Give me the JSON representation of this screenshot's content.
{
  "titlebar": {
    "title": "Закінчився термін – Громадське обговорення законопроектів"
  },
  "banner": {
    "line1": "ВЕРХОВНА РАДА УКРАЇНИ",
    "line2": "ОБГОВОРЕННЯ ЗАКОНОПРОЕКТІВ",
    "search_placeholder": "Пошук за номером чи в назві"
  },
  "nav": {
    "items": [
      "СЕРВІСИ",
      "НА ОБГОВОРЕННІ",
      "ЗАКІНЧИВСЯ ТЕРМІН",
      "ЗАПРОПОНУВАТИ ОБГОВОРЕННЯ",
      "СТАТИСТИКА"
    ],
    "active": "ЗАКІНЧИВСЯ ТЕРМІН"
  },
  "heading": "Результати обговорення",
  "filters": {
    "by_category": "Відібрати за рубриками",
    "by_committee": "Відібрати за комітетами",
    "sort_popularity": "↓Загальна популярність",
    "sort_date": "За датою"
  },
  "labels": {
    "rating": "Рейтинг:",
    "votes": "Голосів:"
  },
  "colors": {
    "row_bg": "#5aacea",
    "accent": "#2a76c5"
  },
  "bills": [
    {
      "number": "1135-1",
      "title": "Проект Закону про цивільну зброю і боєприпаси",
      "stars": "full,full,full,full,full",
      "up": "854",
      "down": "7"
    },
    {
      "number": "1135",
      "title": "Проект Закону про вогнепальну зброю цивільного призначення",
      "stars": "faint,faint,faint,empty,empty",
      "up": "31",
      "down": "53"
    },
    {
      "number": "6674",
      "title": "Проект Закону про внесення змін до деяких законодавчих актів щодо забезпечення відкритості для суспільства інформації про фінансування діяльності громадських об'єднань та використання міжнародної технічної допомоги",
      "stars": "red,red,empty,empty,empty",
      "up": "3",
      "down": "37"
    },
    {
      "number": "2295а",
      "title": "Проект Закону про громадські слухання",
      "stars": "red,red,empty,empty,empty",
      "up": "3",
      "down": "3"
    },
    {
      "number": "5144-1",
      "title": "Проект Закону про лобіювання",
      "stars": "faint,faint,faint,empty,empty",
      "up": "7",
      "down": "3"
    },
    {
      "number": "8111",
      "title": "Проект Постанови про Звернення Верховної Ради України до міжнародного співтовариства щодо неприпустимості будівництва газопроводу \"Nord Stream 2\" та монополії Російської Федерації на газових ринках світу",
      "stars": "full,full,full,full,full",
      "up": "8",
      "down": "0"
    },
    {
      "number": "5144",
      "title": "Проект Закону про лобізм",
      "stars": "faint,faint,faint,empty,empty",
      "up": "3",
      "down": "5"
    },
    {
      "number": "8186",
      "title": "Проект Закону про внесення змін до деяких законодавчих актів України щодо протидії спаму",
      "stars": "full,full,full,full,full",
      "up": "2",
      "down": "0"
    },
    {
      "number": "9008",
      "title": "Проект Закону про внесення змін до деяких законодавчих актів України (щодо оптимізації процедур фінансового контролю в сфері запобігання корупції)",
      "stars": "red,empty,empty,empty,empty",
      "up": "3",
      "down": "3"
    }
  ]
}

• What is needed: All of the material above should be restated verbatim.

• Completed task:
Give me the JSON representation of this screenshot's content.
{
  "titlebar": {
    "title": "Закінчився термін – Громадське обговорення законопроектів"
  },
  "banner": {
    "line1": "ВЕРХОВНА РАДА УКРАЇНИ",
    "line2": "ОБГОВОРЕННЯ ЗАКОНОПРОЕКТІВ",
    "search_placeholder": "Пошук за номером чи в назві"
  },
  "nav": {
    "items": [
      "СЕРВІСИ",
      "НА ОБГОВОРЕННІ",
      "ЗАКІНЧИВСЯ ТЕРМІН",
      "ЗАПРОПОНУВАТИ ОБГОВОРЕННЯ",
      "СТАТИСТИКА"
    ],
    "active": "ЗАКІНЧИВСЯ ТЕРМІН"
  },
  "heading": "Результати обговорення",
  "filters": {
    "by_category": "Відібрати за рубриками",
    "by_committee": "Відібрати за комітетами",
    "sort_popularity": "↓Загальна популярність",
    "sort_date": "За датою"
  },
  "labels": {
    "rating": "Рейтинг:",
    "votes": "Голосів:"
  },
  "colors": {
    "row_bg": "#5aacea",
    "accent": "#2a76c5"
  },
  "bills": [
    {
      "number": "1135-1",
      "title": "Проект Закону про цивільну зброю і боєприпаси",
      "stars": "full,full,full,full,full",
      "up": "854",
      "down": "7"
    },
    {
      "number": "1135",
      "title": "Проект Закону про вогнепальну зброю цивільного призначення",
      "stars": "faint,faint,faint,empty,empty",
      "up": "31",
      "down": "53"
    },
    {
      "number": "6674",
      "title": "Проект Закону про внесення змін до деяких законодавчих актів щодо забезпечення відкритості для суспільства інформації про фінансування діяльності громадських об'єднань та використання міжнародної технічної допомоги",
      "stars": "red,red,empty,empty,empty",
      "up": "3",
      "down": "37"
    },
    {
      "number": "2295а",
      "title": "Проект Закону про громадські слухання",
      "stars": "red,red,empty,empty,empty",
      "up": "3",
      "down": "3"
    },
    {
      "number": "5144-1",
      "title": "Проект Закону про лобіювання",
      "stars": "faint,faint,faint,empty,empty",
      "up": "7",
      "down": "3"
    },
    {
      "number": "8111",
      "title": "Проект Постанови про Звернення Верховної Ради України до міжнародного співтовариства щодо неприпустимості будівництва газопроводу \"Nord Stream 2\" та монополії Російської Федерації на газових ринках світу",
      "stars": "full,full,full,full,full",
      "up": "8",
      "down": "0"
    },
    {
      "number": "5144",
      "title": "Проект Закону про лобізм",
      "stars": "faint,faint,faint,empty,empty",
      "up": "3",
      "down": "5"
    },
    {
      "number": "8186",
      "title": "Проект Закону про внесення змін до деяких законодавчих актів України щодо протидії спаму",
      "stars": "full,full,full,full,full",
      "up": "2",
      "down": "0"
    },
    {
      "number": "9008",
      "title": "Проект Закону про внесення змін до деяких законодавчих актів України (щодо оптимізації процедур фінансового контролю в сфері запобігання корупції)",
      "stars": "red,empty,empty,empty,empty",
      "up": "3",
      "down": "3"
    }
  ]
}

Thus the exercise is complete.